What is needed »
Here is a block of records. Copy every line in it that includes "control".

Dataset rows for apps and sites
↓↓↓

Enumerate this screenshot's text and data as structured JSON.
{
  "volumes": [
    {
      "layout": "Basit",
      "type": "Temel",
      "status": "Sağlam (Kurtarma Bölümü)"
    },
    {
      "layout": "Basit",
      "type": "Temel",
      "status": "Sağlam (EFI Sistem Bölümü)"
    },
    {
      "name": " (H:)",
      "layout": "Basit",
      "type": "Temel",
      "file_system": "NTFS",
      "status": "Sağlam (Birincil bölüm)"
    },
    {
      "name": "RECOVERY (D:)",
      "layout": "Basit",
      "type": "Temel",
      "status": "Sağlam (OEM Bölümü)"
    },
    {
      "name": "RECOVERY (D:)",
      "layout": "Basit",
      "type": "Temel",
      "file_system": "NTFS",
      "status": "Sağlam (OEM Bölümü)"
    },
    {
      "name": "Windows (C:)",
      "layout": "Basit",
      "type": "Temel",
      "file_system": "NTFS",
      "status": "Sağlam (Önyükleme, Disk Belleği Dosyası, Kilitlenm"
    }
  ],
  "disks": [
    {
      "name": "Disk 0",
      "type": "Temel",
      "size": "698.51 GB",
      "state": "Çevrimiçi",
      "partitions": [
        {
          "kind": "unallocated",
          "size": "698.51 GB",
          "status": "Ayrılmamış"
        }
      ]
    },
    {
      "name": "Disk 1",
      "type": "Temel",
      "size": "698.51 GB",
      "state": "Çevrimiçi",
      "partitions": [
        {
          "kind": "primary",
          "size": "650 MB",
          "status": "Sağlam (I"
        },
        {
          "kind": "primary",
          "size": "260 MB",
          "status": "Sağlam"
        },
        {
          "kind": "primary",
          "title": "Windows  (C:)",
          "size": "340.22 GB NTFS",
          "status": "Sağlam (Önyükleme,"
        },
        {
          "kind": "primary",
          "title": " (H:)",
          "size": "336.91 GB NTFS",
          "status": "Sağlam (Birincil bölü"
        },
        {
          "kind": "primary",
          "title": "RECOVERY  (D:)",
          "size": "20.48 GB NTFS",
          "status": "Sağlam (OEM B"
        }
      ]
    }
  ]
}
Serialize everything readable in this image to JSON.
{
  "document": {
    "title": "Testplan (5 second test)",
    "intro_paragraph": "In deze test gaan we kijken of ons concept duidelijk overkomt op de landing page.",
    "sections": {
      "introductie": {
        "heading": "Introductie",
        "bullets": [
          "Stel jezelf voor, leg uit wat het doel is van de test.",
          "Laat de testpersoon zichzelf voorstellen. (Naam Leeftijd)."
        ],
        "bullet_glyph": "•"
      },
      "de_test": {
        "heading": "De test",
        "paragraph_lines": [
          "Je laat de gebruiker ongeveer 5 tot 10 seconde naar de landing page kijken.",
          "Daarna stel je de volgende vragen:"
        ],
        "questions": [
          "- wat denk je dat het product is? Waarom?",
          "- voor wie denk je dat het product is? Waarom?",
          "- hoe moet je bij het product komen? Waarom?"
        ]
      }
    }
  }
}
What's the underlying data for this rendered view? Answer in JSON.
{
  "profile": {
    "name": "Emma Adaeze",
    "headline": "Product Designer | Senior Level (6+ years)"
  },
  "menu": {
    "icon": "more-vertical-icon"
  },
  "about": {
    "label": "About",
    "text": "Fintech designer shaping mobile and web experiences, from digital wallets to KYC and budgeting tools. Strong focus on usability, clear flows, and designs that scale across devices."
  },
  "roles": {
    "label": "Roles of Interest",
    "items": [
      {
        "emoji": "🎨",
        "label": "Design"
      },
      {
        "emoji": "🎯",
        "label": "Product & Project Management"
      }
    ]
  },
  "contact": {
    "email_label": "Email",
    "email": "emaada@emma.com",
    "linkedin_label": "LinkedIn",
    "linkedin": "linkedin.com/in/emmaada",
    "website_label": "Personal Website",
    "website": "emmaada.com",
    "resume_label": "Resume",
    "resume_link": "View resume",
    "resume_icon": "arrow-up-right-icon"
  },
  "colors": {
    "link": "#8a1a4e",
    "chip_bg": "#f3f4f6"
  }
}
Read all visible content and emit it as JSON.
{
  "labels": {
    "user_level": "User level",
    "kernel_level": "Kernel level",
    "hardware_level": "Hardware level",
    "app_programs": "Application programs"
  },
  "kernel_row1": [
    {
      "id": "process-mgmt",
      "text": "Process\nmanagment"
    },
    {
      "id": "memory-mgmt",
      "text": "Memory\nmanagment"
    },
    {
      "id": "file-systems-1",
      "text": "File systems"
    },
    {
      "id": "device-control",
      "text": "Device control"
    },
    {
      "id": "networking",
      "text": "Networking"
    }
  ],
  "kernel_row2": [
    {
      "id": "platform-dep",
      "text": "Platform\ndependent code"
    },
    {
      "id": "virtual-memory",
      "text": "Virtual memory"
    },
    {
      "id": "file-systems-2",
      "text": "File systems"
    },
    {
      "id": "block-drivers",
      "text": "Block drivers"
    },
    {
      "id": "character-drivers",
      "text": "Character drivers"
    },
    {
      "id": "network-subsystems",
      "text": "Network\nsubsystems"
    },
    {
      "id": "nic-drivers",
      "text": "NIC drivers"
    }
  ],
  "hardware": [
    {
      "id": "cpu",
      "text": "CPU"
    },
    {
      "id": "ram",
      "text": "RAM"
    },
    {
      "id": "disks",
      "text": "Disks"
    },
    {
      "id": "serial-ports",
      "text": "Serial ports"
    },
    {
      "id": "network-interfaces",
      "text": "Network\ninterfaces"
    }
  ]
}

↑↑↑

Exercise result »
      "id": "device-control",
      "text": "Device control"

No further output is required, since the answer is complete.